* [Instructions to follow] Write the following entries out again exactly, skipping each image.

[Data records]
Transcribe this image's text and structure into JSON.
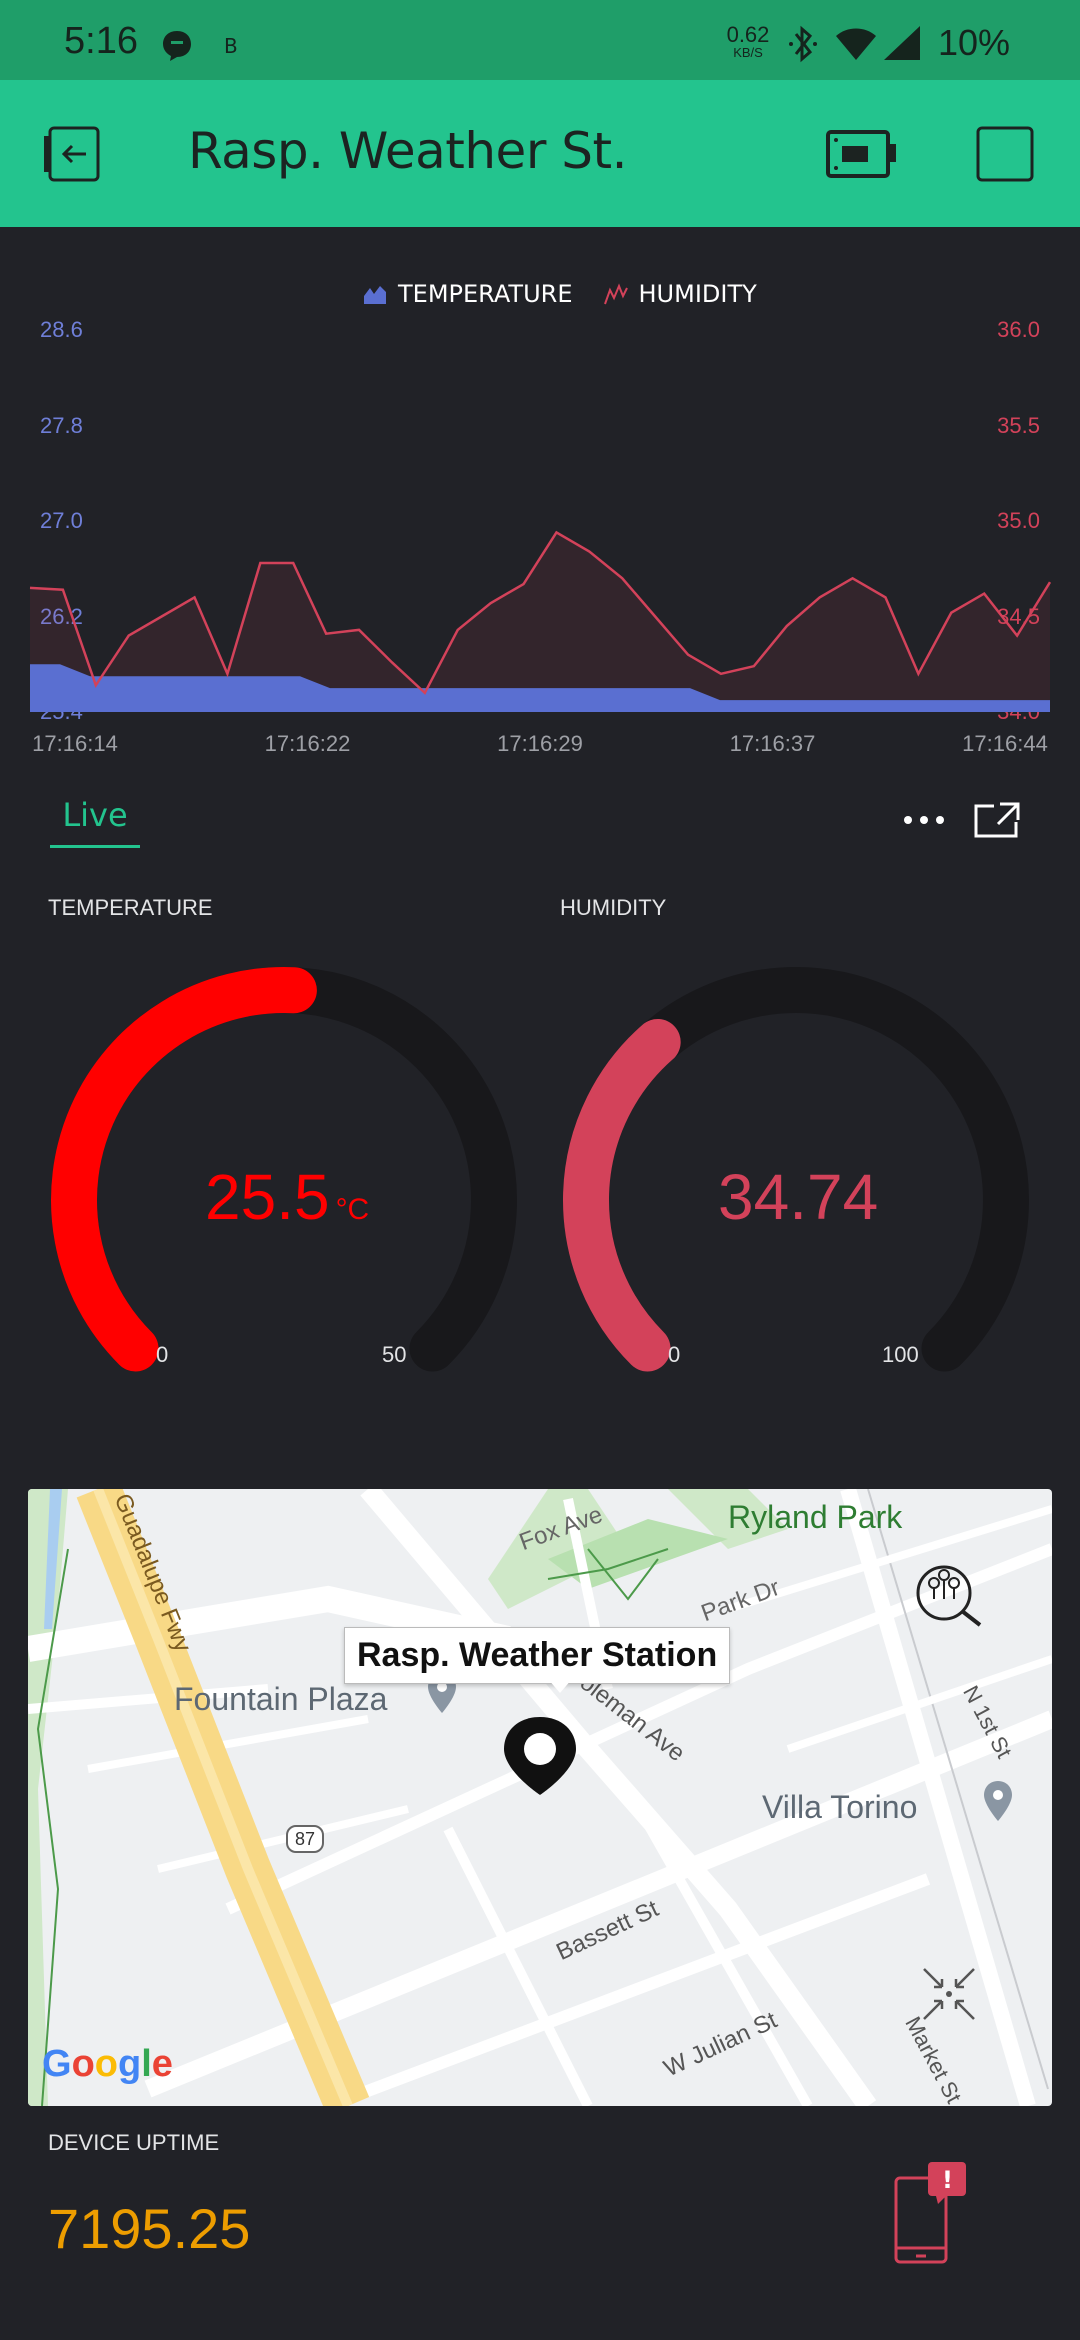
{
  "status_bar": {
    "time": "5:16",
    "net_speed": "0.62",
    "net_unit": "KB/S",
    "battery": "10%"
  },
  "app_bar": {
    "title": "Rasp. Weather St."
  },
  "chart_data": {
    "type": "area+line",
    "legend": [
      "TEMPERATURE",
      "HUMIDITY"
    ],
    "legend_placement": "top-center",
    "x_ticks": [
      "17:16:14",
      "17:16:22",
      "17:16:29",
      "17:16:37",
      "17:16:44"
    ],
    "left_axis": {
      "ticks": [
        "28.6",
        "27.8",
        "27.0",
        "26.2",
        "25.4"
      ],
      "ylim": [
        25.4,
        28.6
      ]
    },
    "right_axis": {
      "ticks": [
        "36.0",
        "35.5",
        "35.0",
        "34.5",
        "34.0"
      ],
      "ylim": [
        34.0,
        36.0
      ]
    },
    "series": [
      {
        "name": "TEMPERATURE",
        "axis": "left",
        "style": "area",
        "color": "#5a6fd1",
        "values": [
          25.8,
          25.8,
          25.7,
          25.7,
          25.7,
          25.7,
          25.7,
          25.7,
          25.7,
          25.7,
          25.6,
          25.6,
          25.6,
          25.6,
          25.6,
          25.6,
          25.6,
          25.6,
          25.6,
          25.6,
          25.6,
          25.6,
          25.6,
          25.5,
          25.5,
          25.5,
          25.5,
          25.5,
          25.5,
          25.5,
          25.5,
          25.5,
          25.5,
          25.5,
          25.5
        ]
      },
      {
        "name": "HUMIDITY",
        "axis": "right",
        "style": "line",
        "color": "#d3425a",
        "values": [
          34.65,
          34.64,
          34.14,
          34.4,
          34.5,
          34.6,
          34.2,
          34.78,
          34.78,
          34.41,
          34.43,
          34.26,
          34.1,
          34.43,
          34.57,
          34.67,
          34.94,
          34.84,
          34.7,
          34.5,
          34.3,
          34.2,
          34.24,
          34.45,
          34.6,
          34.7,
          34.6,
          34.2,
          34.52,
          34.62,
          34.4,
          34.68
        ]
      }
    ]
  },
  "tabs": {
    "live": "Live"
  },
  "gauges": {
    "temperature": {
      "title": "TEMPERATURE",
      "value": "25.5",
      "unit": "°C",
      "min": "0",
      "max": "50",
      "fraction": 0.51,
      "color": "#ff0000"
    },
    "humidity": {
      "title": "HUMIDITY",
      "value": "34.74",
      "min": "0",
      "max": "100",
      "fraction": 0.3474,
      "color": "#d3425a"
    }
  },
  "map": {
    "popup": "Rasp. Weather Station",
    "labels": {
      "ryland_park": "Ryland Park",
      "fox_ave": "Fox Ave",
      "park_dr": "Park Dr",
      "guadalupe_fwy": "Guadalupe Fwy",
      "fountain_plaza": "Fountain Plaza",
      "coleman_ave": "Coleman Ave",
      "n_1st_st": "N 1st St",
      "villa_torino": "Villa Torino",
      "route_87": "87",
      "bassett_st": "Bassett St",
      "w_julian_st": "W Julian St",
      "market_st": "Market St"
    },
    "brand": "Google"
  },
  "uptime": {
    "label": "DEVICE UPTIME",
    "value": "7195.25"
  }
}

* [Output below]
Transcribe this image's text and structure into JSON.
{
  "status_bar": {
    "time": "5:16",
    "net_speed": "0.62",
    "net_unit": "KB/S",
    "battery": "10%"
  },
  "app_bar": {
    "title": "Rasp. Weather St."
  },
  "chart_data": {
    "type": "area+line",
    "legend": [
      "TEMPERATURE",
      "HUMIDITY"
    ],
    "legend_placement": "top-center",
    "x_ticks": [
      "17:16:14",
      "17:16:22",
      "17:16:29",
      "17:16:37",
      "17:16:44"
    ],
    "left_axis": {
      "ticks": [
        "28.6",
        "27.8",
        "27.0",
        "26.2",
        "25.4"
      ],
      "ylim": [
        25.4,
        28.6
      ]
    },
    "right_axis": {
      "ticks": [
        "36.0",
        "35.5",
        "35.0",
        "34.5",
        "34.0"
      ],
      "ylim": [
        34.0,
        36.0
      ]
    },
    "series": [
      {
        "name": "TEMPERATURE",
        "axis": "left",
        "style": "area",
        "color": "#5a6fd1",
        "values": [
          25.8,
          25.8,
          25.7,
          25.7,
          25.7,
          25.7,
          25.7,
          25.7,
          25.7,
          25.7,
          25.6,
          25.6,
          25.6,
          25.6,
          25.6,
          25.6,
          25.6,
          25.6,
          25.6,
          25.6,
          25.6,
          25.6,
          25.6,
          25.5,
          25.5,
          25.5,
          25.5,
          25.5,
          25.5,
          25.5,
          25.5,
          25.5,
          25.5,
          25.5,
          25.5
        ]
      },
      {
        "name": "HUMIDITY",
        "axis": "right",
        "style": "line",
        "color": "#d3425a",
        "values": [
          34.65,
          34.64,
          34.14,
          34.4,
          34.5,
          34.6,
          34.2,
          34.78,
          34.78,
          34.41,
          34.43,
          34.26,
          34.1,
          34.43,
          34.57,
          34.67,
          34.94,
          34.84,
          34.7,
          34.5,
          34.3,
          34.2,
          34.24,
          34.45,
          34.6,
          34.7,
          34.6,
          34.2,
          34.52,
          34.62,
          34.4,
          34.68
        ]
      }
    ]
  },
  "tabs": {
    "live": "Live"
  },
  "gauges": {
    "temperature": {
      "title": "TEMPERATURE",
      "value": "25.5",
      "unit": "°C",
      "min": "0",
      "max": "50",
      "fraction": 0.51,
      "color": "#ff0000"
    },
    "humidity": {
      "title": "HUMIDITY",
      "value": "34.74",
      "min": "0",
      "max": "100",
      "fraction": 0.3474,
      "color": "#d3425a"
    }
  },
  "map": {
    "popup": "Rasp. Weather Station",
    "labels": {
      "ryland_park": "Ryland Park",
      "fox_ave": "Fox Ave",
      "park_dr": "Park Dr",
      "guadalupe_fwy": "Guadalupe Fwy",
      "fountain_plaza": "Fountain Plaza",
      "coleman_ave": "Coleman Ave",
      "n_1st_st": "N 1st St",
      "villa_torino": "Villa Torino",
      "route_87": "87",
      "bassett_st": "Bassett St",
      "w_julian_st": "W Julian St",
      "market_st": "Market St"
    },
    "brand": "Google"
  },
  "uptime": {
    "label": "DEVICE UPTIME",
    "value": "7195.25"
  }
}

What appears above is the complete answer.